Amateur investor too late to sue

Posted: 1st November 2014

Share fallA woman who lost a chunk of her life savings in a misguided bid to make them grow will go uncompensated after she left it too late to sue.

Susan Jacobs had in 2005 invested £65,000 - 75% of her life savings - in a property fund recommended by her financial adviser. The fund went through a roller-coaster ride over the next few years – it lost 30% of its value in one year alone – and, by 2012, her investment was still worth less than she paid for it.

She sued the firm for which the adviser worked, claiming that he had negligently recommended a fund which was wholly unsuitable for her. She had little idea about finance, never having made such an investment before, and alleged that he had told her that she was ‘guaranteed’ at least her £65,000 back after five years.

Sesame Ltd denied liability and argued that the claim in any event fell foul of the three-year time limit contained within the Limitation Act 1980 and that the proceedings had been lodged too late. A judge permitted Mrs Jacobs to continue with her claim, but the defendant argued that that decision was wrong in law.

In allowing Sesame’s appeal, and dismissing the claim, the Court of Appeal found that, despite her naivety and lack of investment experience, the claimant should have realised by July 2009 that she had suffered a loss. The value of the fund had fallen catastrophically in that year and a simple inquiry of the firm, or reference to ‘plain English’ documentation, would have revealed to her that there was no assurance that she would get her money back.

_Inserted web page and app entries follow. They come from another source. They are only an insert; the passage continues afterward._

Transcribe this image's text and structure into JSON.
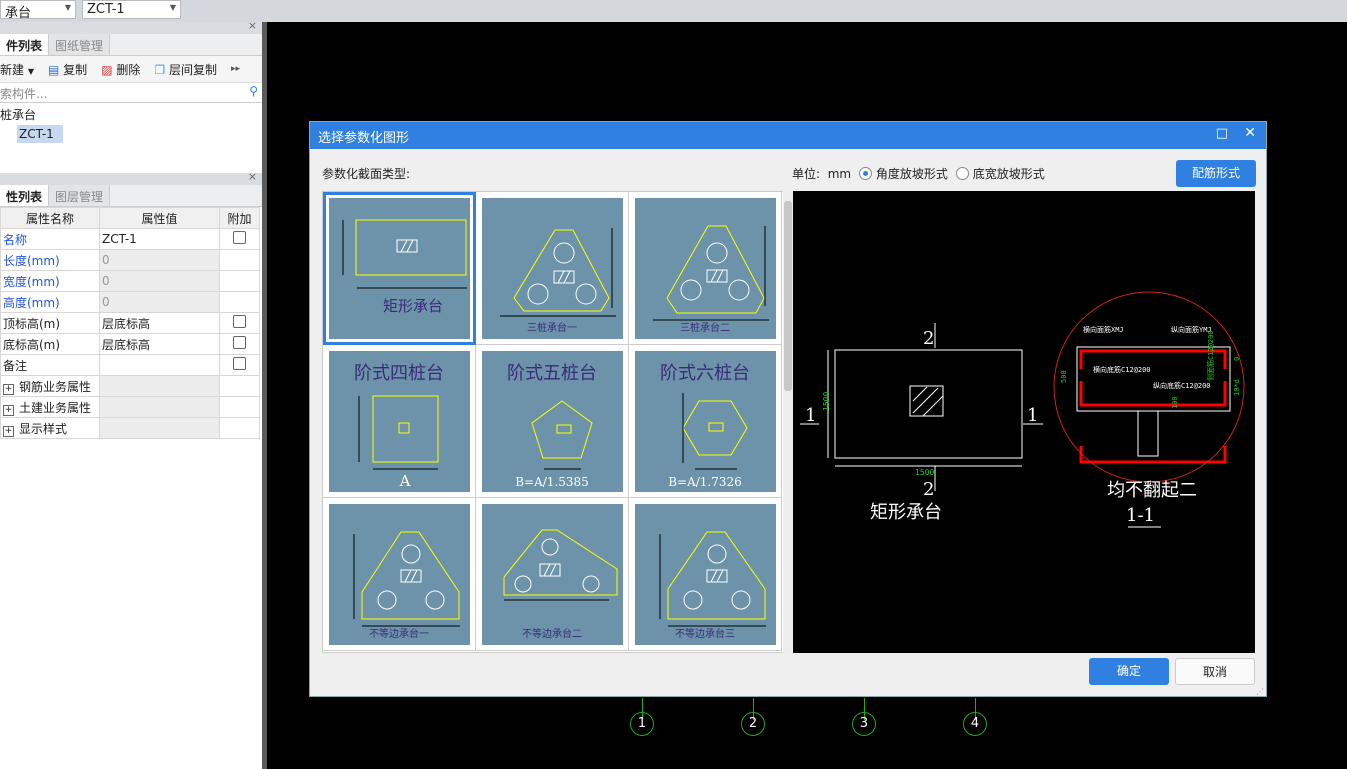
{
  "topbar": {
    "type_select": "承台",
    "component_select": "ZCT-1"
  },
  "component_panel": {
    "tabs": [
      "件列表",
      "图纸管理"
    ],
    "toolbar": {
      "new": "新建",
      "copy": "复制",
      "delete": "删除",
      "floor_copy": "层间复制"
    },
    "search_placeholder": "索构件...",
    "tree": {
      "group": "桩承台",
      "item": "ZCT-1"
    }
  },
  "property_panel": {
    "tabs": [
      "性列表",
      "图层管理"
    ],
    "headers": [
      "属性名称",
      "属性值",
      "附加"
    ],
    "rows": [
      {
        "name": "名称",
        "value": "ZCT-1"
      },
      {
        "name": "长度(mm)",
        "value": "0"
      },
      {
        "name": "宽度(mm)",
        "value": "0"
      },
      {
        "name": "高度(mm)",
        "value": "0"
      },
      {
        "name": "顶标高(m)",
        "value": "层底标高"
      },
      {
        "name": "底标高(m)",
        "value": "层底标高"
      },
      {
        "name": "备注",
        "value": ""
      },
      {
        "name": "钢筋业务属性",
        "value": ""
      },
      {
        "name": "土建业务属性",
        "value": ""
      },
      {
        "name": "显示样式",
        "value": ""
      }
    ]
  },
  "dialog": {
    "title": "选择参数化图形",
    "section_label": "参数化截面类型:",
    "unit_label": "单位:",
    "unit": "mm",
    "radio_angle": "角度放坡形式",
    "radio_width": "底宽放坡形式",
    "rebar_button": "配筋形式",
    "ok": "确定",
    "cancel": "取消",
    "shapes": [
      {
        "label": "矩形承台"
      },
      {
        "label": "三桩承台一"
      },
      {
        "label": "三桩承台二"
      },
      {
        "label": "阶式四桩台",
        "note": "A"
      },
      {
        "label": "阶式五桩台",
        "note": "B=A/1.5385"
      },
      {
        "label": "阶式六桩台",
        "note": "B=A/1.7326"
      },
      {
        "label": "不等边承台一"
      },
      {
        "label": "不等边承台二"
      },
      {
        "label": "不等边承台三"
      }
    ],
    "preview": {
      "plan_title": "矩形承台",
      "dim_w": "1500",
      "dim_h": "1500",
      "sec1": "1",
      "sec2": "2",
      "section_title": "1-1",
      "note": "均不翻起二",
      "top_x": "横向面筋XMJ",
      "top_y": "纵向面筋YMJ",
      "bot_x": "横向底筋C12@200",
      "bot_y": "纵向底筋C12@200",
      "side": "侧面筋C12@200",
      "height": "500",
      "cover": "100",
      "d10": "10*d",
      "zero": "0"
    }
  },
  "axes": [
    "1",
    "2",
    "3",
    "4"
  ],
  "colors": {
    "accent": "#2f80e0",
    "thumb_bg": "#6c93a9",
    "cad_green": "#22cc22"
  }
}
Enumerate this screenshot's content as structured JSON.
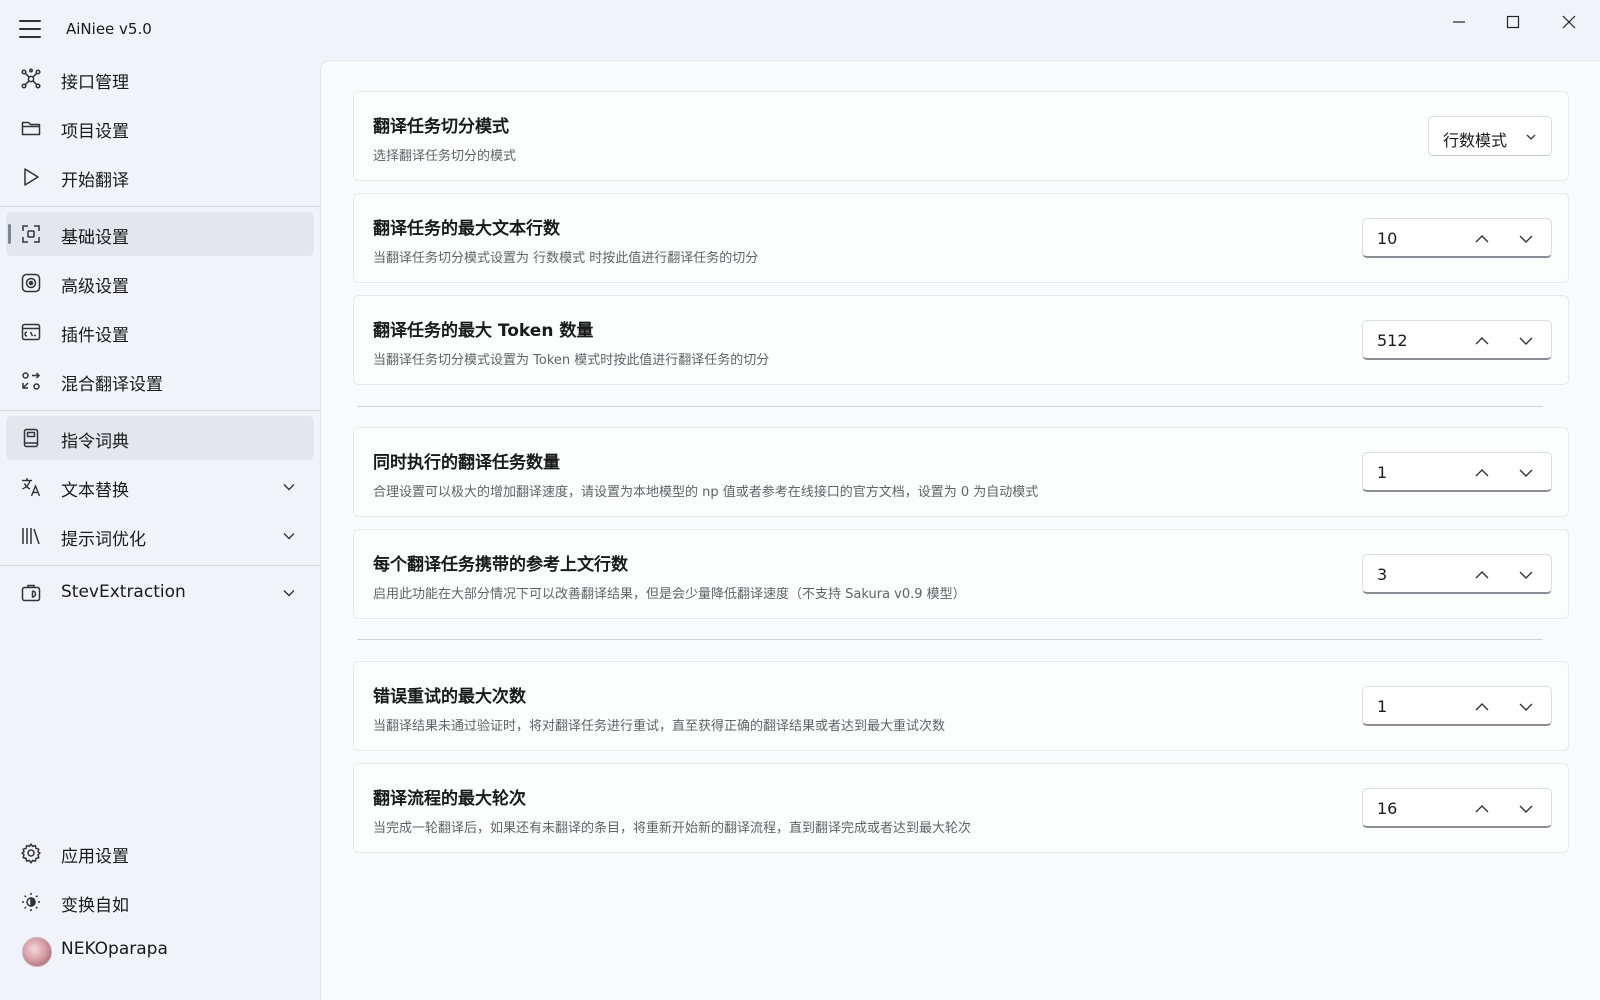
{
  "app": {
    "title": "AiNiee v5.0"
  },
  "sidebar": {
    "items": [
      {
        "label": "接口管理",
        "icon": "network-icon"
      },
      {
        "label": "项目设置",
        "icon": "folder-icon"
      },
      {
        "label": "开始翻译",
        "icon": "play-icon"
      },
      {
        "label": "基础设置",
        "icon": "layout-icon",
        "selected": true
      },
      {
        "label": "高级设置",
        "icon": "target-icon"
      },
      {
        "label": "插件设置",
        "icon": "terminal-icon"
      },
      {
        "label": "混合翻译设置",
        "icon": "shuffle-icon"
      },
      {
        "label": "指令词典",
        "icon": "book-icon"
      },
      {
        "label": "文本替换",
        "icon": "translate-icon",
        "expandable": true
      },
      {
        "label": "提示词优化",
        "icon": "library-icon",
        "expandable": true
      },
      {
        "label": "StevExtraction",
        "icon": "tool-icon",
        "expandable": true
      }
    ],
    "bottom": [
      {
        "label": "应用设置",
        "icon": "gear-icon"
      },
      {
        "label": "变换自如",
        "icon": "brightness-icon"
      },
      {
        "label": "NEKOparapa",
        "icon": "avatar"
      }
    ]
  },
  "settings": {
    "split_mode": {
      "title": "翻译任务切分模式",
      "desc": "选择翻译任务切分的模式",
      "value": "行数模式"
    },
    "max_lines": {
      "title": "翻译任务的最大文本行数",
      "desc": "当翻译任务切分模式设置为 行数模式 时按此值进行翻译任务的切分",
      "value": "10"
    },
    "max_tokens": {
      "title": "翻译任务的最大 Token 数量",
      "desc": "当翻译任务切分模式设置为 Token 模式时按此值进行翻译任务的切分",
      "value": "512"
    },
    "concurrency": {
      "title": "同时执行的翻译任务数量",
      "desc": "合理设置可以极大的增加翻译速度，请设置为本地模型的 np 值或者参考在线接口的官方文档，设置为 0 为自动模式",
      "value": "1"
    },
    "context_lines": {
      "title": "每个翻译任务携带的参考上文行数",
      "desc": "启用此功能在大部分情况下可以改善翻译结果，但是会少量降低翻译速度（不支持 Sakura v0.9 模型）",
      "value": "3"
    },
    "max_retries": {
      "title": "错误重试的最大次数",
      "desc": "当翻译结果未通过验证时，将对翻译任务进行重试，直至获得正确的翻译结果或者达到最大重试次数",
      "value": "1"
    },
    "max_rounds": {
      "title": "翻译流程的最大轮次",
      "desc": "当完成一轮翻译后，如果还有未翻译的条目，将重新开始新的翻译流程，直到翻译完成或者达到最大轮次",
      "value": "16"
    }
  }
}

For further analysis of the relevant provision of the Limitation Act see Gordon Exall's blog at Civil Litigation Brief